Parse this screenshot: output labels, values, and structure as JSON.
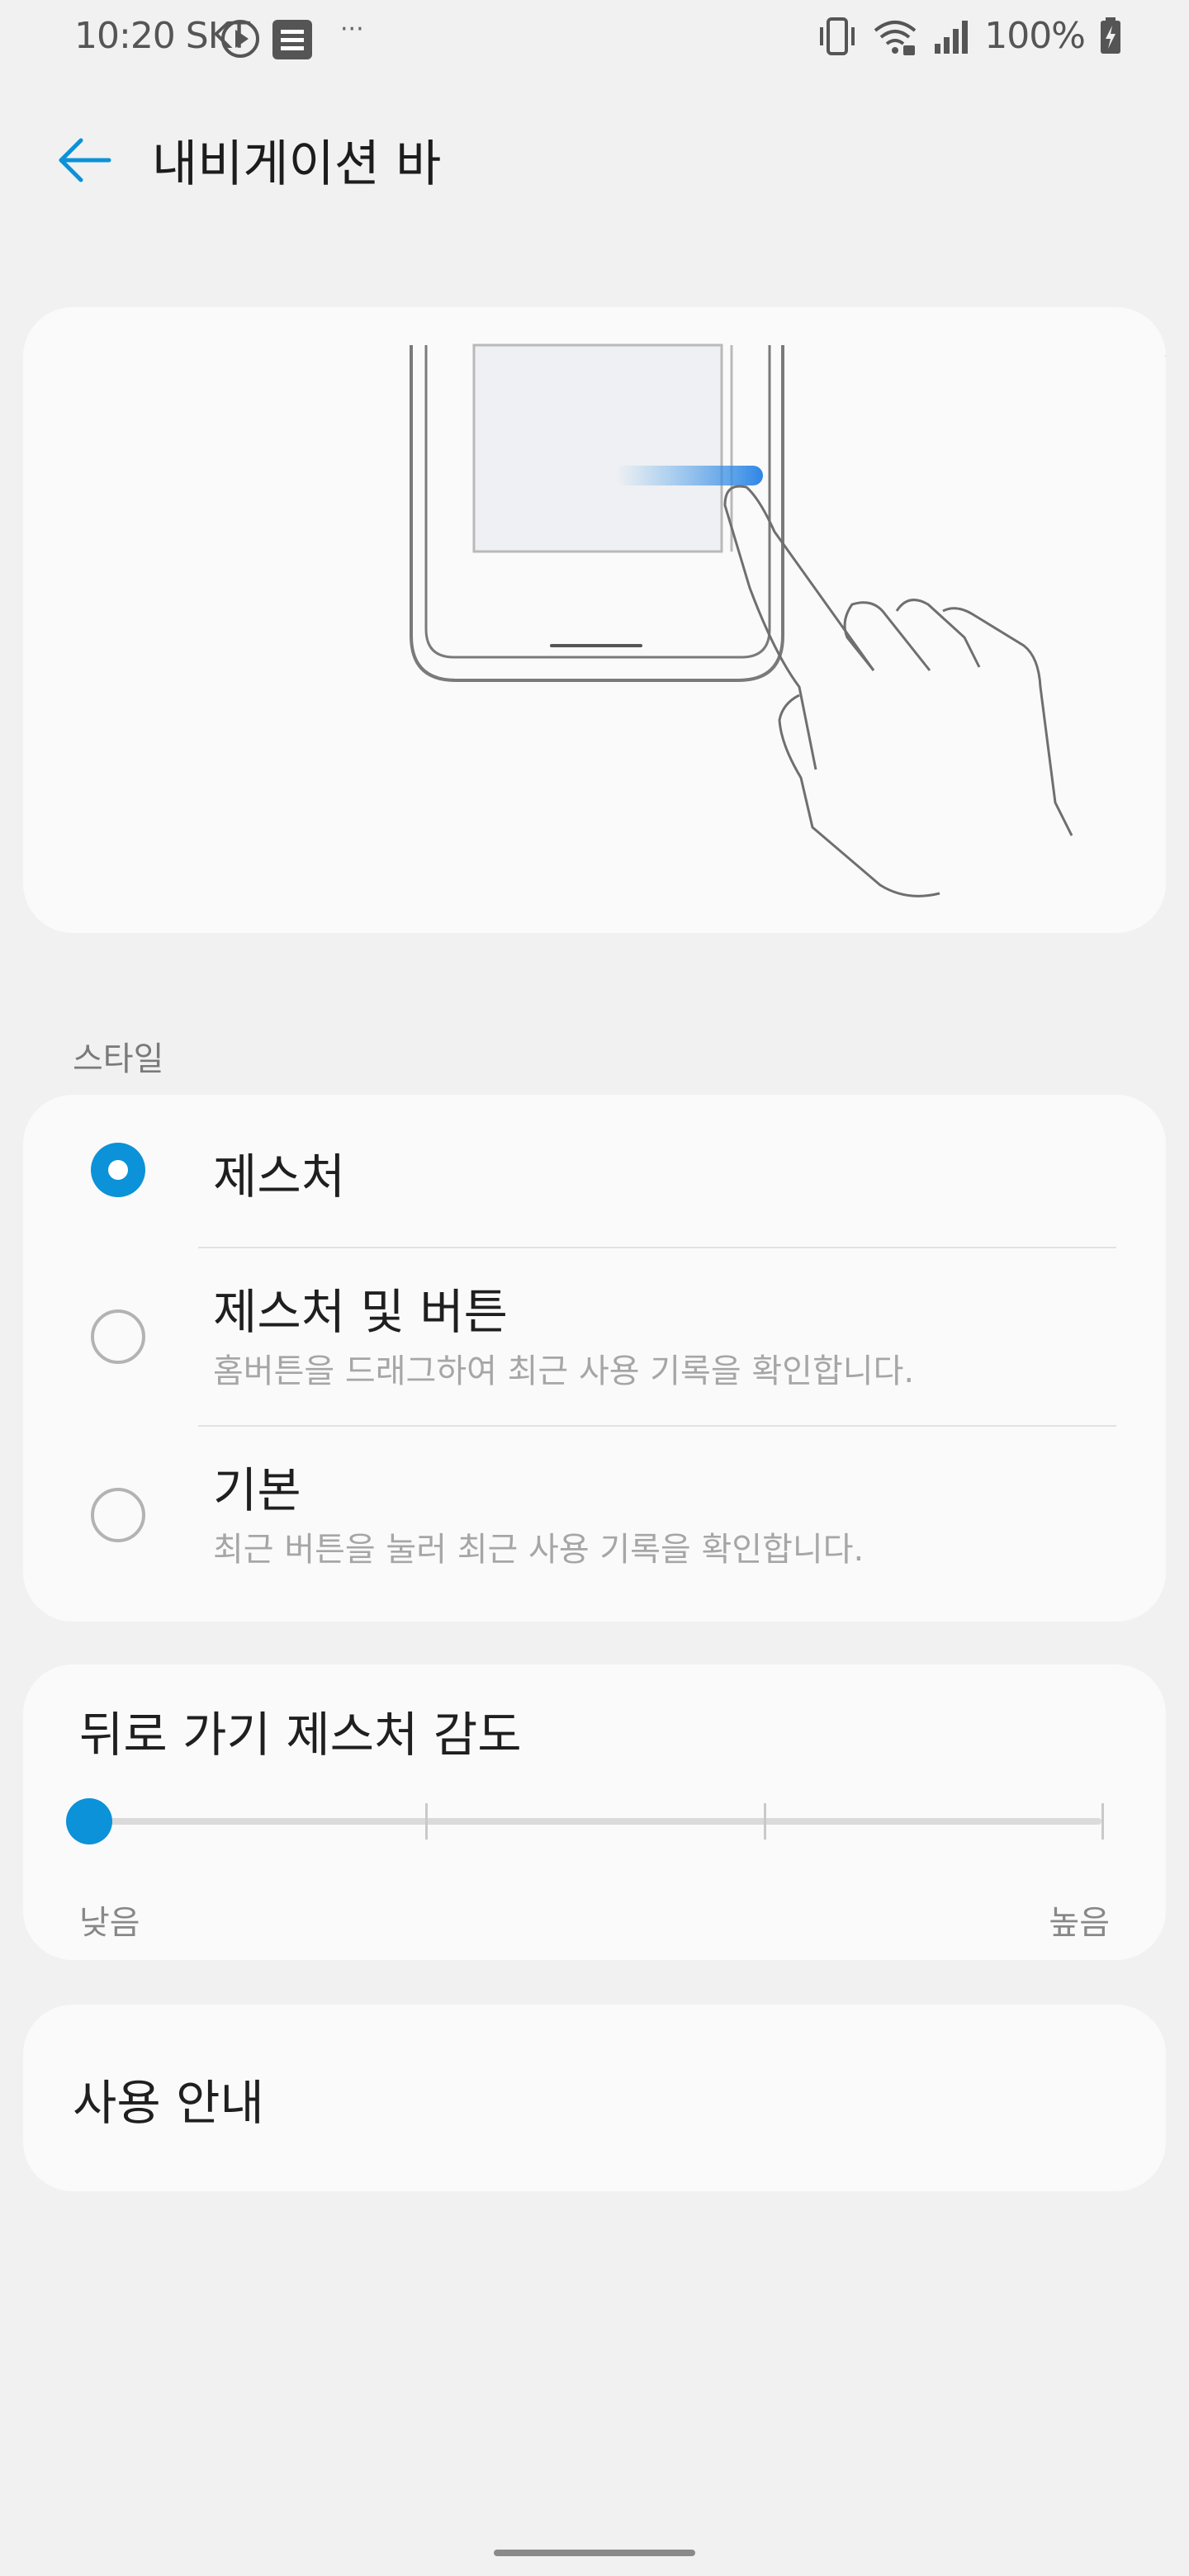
{
  "status_bar": {
    "time": "10:20 SKT",
    "more": "···",
    "battery": "100%"
  },
  "header": {
    "title": "내비게이션 바"
  },
  "style_section": {
    "label": "스타일",
    "options": [
      {
        "title": "제스처",
        "desc": "",
        "selected": true
      },
      {
        "title": "제스처 및 버튼",
        "desc": "홈버튼을 드래그하여 최근 사용 기록을 확인합니다.",
        "selected": false
      },
      {
        "title": "기본",
        "desc": "최근 버튼을 눌러 최근 사용 기록을 확인합니다.",
        "selected": false
      }
    ]
  },
  "sensitivity": {
    "title": "뒤로 가기 제스처 감도",
    "min_label": "낮음",
    "max_label": "높음",
    "level": 0,
    "steps": 4
  },
  "guide": {
    "label": "사용 안내"
  },
  "colors": {
    "accent": "#0b92d8",
    "background": "#f1f1f1",
    "card": "#fafafa"
  }
}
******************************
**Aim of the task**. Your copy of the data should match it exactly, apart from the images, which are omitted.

**Task answer**.
Parse this screenshot: output labels, values, and structure as JSON.
{
  "status_bar": {
    "time": "10:20 SKT",
    "more": "···",
    "battery": "100%"
  },
  "header": {
    "title": "내비게이션 바"
  },
  "style_section": {
    "label": "스타일",
    "options": [
      {
        "title": "제스처",
        "desc": "",
        "selected": true
      },
      {
        "title": "제스처 및 버튼",
        "desc": "홈버튼을 드래그하여 최근 사용 기록을 확인합니다.",
        "selected": false
      },
      {
        "title": "기본",
        "desc": "최근 버튼을 눌러 최근 사용 기록을 확인합니다.",
        "selected": false
      }
    ]
  },
  "sensitivity": {
    "title": "뒤로 가기 제스처 감도",
    "min_label": "낮음",
    "max_label": "높음",
    "level": 0,
    "steps": 4
  },
  "guide": {
    "label": "사용 안내"
  },
  "colors": {
    "accent": "#0b92d8",
    "background": "#f1f1f1",
    "card": "#fafafa"
  }
}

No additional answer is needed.